Look through the data below and work out how many lines hold "Redemption"; state only the number.

> _SUPPLIED RECORDS_:
· · · ·

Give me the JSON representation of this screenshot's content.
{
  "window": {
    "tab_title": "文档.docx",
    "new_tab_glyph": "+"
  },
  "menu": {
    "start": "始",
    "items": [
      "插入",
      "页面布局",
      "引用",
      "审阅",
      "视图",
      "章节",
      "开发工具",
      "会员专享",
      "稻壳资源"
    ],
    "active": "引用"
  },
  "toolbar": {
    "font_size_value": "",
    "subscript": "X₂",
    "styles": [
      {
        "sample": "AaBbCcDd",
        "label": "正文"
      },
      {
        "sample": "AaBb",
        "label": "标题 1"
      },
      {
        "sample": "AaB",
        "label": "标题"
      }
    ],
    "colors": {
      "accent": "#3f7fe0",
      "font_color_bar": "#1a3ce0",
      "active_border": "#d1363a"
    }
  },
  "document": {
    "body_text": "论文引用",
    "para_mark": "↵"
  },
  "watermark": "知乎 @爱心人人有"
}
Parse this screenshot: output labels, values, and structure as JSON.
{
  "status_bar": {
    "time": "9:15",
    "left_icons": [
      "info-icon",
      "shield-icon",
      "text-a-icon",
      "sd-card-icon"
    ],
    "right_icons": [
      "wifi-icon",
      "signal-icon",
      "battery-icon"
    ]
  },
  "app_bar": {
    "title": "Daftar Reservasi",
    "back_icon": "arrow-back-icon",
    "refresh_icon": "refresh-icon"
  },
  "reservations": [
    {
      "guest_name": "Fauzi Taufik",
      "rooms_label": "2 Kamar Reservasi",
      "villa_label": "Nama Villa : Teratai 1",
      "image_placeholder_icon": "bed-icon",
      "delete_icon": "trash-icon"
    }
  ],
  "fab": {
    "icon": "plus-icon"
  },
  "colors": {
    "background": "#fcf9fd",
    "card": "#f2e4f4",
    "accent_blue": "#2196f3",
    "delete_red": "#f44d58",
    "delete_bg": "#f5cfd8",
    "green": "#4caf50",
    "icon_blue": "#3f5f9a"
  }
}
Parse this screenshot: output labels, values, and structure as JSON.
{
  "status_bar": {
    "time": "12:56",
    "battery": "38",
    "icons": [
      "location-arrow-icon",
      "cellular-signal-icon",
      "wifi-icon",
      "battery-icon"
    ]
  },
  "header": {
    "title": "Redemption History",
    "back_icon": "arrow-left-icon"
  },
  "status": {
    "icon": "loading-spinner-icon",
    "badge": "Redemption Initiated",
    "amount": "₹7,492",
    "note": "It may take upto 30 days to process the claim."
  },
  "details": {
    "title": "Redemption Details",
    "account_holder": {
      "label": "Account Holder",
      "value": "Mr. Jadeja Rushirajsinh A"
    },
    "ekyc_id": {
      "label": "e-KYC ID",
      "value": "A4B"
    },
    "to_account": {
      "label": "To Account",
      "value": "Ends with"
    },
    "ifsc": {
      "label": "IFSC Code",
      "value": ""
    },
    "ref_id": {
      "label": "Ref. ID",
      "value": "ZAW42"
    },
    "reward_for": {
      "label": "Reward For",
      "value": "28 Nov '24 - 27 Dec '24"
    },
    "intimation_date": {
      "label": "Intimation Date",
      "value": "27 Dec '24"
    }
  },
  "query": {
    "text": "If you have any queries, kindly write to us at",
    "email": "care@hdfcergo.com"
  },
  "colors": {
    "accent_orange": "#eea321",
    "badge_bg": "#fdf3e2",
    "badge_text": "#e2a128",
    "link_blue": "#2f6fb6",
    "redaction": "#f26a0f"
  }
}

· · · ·

> _ANSWER SPACE_: 3